The following are the major late postoperative complications seen weeks or months after cataract surgery: Suture-induced astigmatism, Pupillary capture, Decentration and dislocation of the IOL, Corneal edema and pseudophakic bullous keratopathy, Chronic uveitis, Chronic endophthalmitis.

At any stage of the postoperative recovery of the eye, a risk of noninfectious endophthalmitis and infectious endophthalmitis exists. Noninfectious endophthalmitis is believed to be a multifactorial process or an interindividual variable response to a common factor as a hypersensitivity reaction. Treatment may range from the use of topical, transseptal, or oral steroids to the explantation of the intraocular lens. Ultimately, this may lead to infectious endophthalmitis. Of late, a significant increase in the incidence of gram-positive bacteria in bacterial isolates from postoperative eyes suspected of having endophthalmitis has been observed. Furthermore, a significant increase in resistance to ciprofloxacin has occurred. Seemingly, the spectrum of bacteria causing postcataract endophthalmitis is changing partly because of increased resistance to mainstay antibiotics in the treatment of endophthalmitis.

Medical-Legal Considerations

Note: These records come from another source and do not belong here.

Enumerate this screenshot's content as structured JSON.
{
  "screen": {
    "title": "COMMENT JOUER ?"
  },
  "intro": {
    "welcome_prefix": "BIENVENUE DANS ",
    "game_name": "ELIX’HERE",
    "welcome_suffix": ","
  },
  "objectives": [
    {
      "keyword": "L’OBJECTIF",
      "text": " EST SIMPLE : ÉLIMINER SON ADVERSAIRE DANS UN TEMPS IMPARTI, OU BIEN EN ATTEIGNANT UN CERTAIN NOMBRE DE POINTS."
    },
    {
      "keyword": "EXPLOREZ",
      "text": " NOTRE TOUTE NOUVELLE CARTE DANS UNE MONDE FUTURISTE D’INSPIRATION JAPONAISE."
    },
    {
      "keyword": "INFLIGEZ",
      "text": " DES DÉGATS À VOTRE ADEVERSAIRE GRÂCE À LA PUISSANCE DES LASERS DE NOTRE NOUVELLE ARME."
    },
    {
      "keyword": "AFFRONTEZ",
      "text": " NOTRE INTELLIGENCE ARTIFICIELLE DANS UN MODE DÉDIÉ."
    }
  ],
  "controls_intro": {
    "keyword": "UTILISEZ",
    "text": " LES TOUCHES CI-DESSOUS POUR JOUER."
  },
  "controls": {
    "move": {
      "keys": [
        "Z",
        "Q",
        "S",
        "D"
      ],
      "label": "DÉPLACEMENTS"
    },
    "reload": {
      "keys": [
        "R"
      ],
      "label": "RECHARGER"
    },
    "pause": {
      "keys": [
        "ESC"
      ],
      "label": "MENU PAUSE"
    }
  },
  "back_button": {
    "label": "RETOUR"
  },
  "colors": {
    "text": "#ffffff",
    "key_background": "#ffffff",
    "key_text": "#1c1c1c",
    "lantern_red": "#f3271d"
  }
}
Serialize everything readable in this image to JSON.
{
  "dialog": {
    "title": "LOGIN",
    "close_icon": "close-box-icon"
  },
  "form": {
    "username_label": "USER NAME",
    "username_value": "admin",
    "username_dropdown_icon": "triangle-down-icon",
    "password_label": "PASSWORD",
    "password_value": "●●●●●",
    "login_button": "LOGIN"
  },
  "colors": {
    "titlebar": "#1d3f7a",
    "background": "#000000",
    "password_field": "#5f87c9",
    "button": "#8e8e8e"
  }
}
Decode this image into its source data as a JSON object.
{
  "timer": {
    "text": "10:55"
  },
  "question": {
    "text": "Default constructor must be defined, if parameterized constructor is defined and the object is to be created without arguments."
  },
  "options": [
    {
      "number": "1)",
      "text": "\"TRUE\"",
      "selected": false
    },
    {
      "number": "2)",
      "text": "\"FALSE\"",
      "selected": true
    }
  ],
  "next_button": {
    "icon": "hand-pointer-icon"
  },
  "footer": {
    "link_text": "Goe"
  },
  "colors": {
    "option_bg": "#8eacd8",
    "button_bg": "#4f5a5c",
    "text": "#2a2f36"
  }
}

The onset of office setting phacoemulsification under topical anesthesia performed in less than 30 minutes ironically has turned the art of cataract surgery into an industry and has increased the risk of medical malpractice actions. Proper surgical technique is necessary to avoid litigation. Sterile conditions, prevention of infection, and documentation of known complications will help to avoid litigation.